I believe that we need to do our best to protect the brave and dedicated doctors, nurses, and elderly-care providers who are risking their health and mental well-being to do their job—a job that the population has made more difficult by the private decisions they have made (e.g., not wearing a mask and congregating in larger-than-advised groups) that has led to the situation we are in today. And the situation today is that it is much more dangerous to engage in the economy than it was at any other point in this pandemic so far. Basically, we need to think the way our military-service members do and make sacrifices to serve people beyond ourselves.

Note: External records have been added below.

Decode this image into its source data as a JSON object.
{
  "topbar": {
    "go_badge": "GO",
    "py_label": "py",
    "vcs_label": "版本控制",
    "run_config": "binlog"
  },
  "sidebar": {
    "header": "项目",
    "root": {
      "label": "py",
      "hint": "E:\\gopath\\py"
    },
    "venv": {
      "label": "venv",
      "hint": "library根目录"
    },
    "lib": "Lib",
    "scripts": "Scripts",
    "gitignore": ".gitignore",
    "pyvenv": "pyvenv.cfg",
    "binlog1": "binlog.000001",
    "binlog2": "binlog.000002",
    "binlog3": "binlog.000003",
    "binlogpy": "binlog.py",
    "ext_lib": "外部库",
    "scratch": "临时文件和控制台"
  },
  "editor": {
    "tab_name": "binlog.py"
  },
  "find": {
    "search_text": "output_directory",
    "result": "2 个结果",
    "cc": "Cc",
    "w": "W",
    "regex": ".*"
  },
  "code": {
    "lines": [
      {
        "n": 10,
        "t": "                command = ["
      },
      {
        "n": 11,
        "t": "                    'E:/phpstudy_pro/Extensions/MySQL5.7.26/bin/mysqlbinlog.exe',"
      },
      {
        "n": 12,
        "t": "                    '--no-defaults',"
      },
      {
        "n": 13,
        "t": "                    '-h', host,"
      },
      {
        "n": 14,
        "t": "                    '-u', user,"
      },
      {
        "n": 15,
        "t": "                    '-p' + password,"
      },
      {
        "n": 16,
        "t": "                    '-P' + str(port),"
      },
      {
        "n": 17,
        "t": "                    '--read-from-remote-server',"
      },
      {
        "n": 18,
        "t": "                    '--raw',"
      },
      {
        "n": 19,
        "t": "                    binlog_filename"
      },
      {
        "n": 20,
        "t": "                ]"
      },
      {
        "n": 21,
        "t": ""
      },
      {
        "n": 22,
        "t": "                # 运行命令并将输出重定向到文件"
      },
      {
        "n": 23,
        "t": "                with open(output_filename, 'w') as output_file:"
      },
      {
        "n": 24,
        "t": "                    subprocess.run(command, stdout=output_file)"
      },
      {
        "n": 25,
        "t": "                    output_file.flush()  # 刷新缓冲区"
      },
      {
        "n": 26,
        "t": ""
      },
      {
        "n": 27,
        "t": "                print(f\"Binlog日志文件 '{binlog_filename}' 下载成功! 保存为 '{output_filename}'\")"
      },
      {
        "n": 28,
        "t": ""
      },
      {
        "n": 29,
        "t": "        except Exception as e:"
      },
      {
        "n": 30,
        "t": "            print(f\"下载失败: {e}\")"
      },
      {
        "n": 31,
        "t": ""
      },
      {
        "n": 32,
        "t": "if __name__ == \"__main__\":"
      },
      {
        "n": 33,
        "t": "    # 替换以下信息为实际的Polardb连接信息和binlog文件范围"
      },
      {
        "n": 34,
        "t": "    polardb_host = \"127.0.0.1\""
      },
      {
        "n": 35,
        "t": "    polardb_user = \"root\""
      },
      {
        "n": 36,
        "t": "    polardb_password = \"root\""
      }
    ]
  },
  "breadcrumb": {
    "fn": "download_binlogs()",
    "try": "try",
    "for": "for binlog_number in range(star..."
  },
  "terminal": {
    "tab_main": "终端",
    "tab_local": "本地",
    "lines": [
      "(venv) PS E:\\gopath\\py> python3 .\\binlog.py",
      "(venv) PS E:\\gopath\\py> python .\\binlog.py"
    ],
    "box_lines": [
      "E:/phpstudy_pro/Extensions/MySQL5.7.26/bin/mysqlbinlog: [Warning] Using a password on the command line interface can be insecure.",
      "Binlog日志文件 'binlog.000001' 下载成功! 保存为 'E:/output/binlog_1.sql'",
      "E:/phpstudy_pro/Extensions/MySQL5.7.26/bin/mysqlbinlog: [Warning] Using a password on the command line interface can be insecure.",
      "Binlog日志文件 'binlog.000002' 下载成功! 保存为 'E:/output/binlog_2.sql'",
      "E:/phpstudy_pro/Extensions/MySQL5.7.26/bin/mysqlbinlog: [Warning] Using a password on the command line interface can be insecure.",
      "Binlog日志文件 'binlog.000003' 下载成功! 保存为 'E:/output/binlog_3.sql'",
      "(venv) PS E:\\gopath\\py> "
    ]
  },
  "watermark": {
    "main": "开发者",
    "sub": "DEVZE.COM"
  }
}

Another important point is that, paradoxically, restrictions on economic activity in the short run could actually lead to greater economic growth in the medium and long term. In my view, most of the economic decline is due to personal decisions of people to be safe rather than the social-distancing and shut-down policies. For example, people are allowed to take flights, and so the ~75% reduction in air travel is due almost entirely to people’s personal decisions not to travel. The bottom line is that the economy can’t return to normal until COVID is reduced to a level at which people feel safe. (Supporting this point is that Europe, which had COVID under control at the beginning of the summer, had a much more normal summer of economic activity than we had in the U.S., where we never had the virus under control.)
Finally, let me offer a different characterization of those who are okay with the limitations. Judith considered them “the most frightened,” but that seems to be too much of a generalization. (I’ll admit to being one of the “frightened,” as I have mountains to climb and books to write, and I do not want to be thwarted.) But there are other reasons than being frightened for why people would support such restrictive measures:
(1) They may have a loved one (who depends on them or whom they hope to visit) who is at risk due to being old or immuno-suppressed.
(2) They might (for religious or other reasons) not want to participate in any activity that has the potential to harm other people (whom they know or don’t know).
(3) They may share my view that taking the strong measures and making personal sacrifices to get COVID under control in the short run is what would return the economy back to normal the fastest.
Another private citizen (some might argue)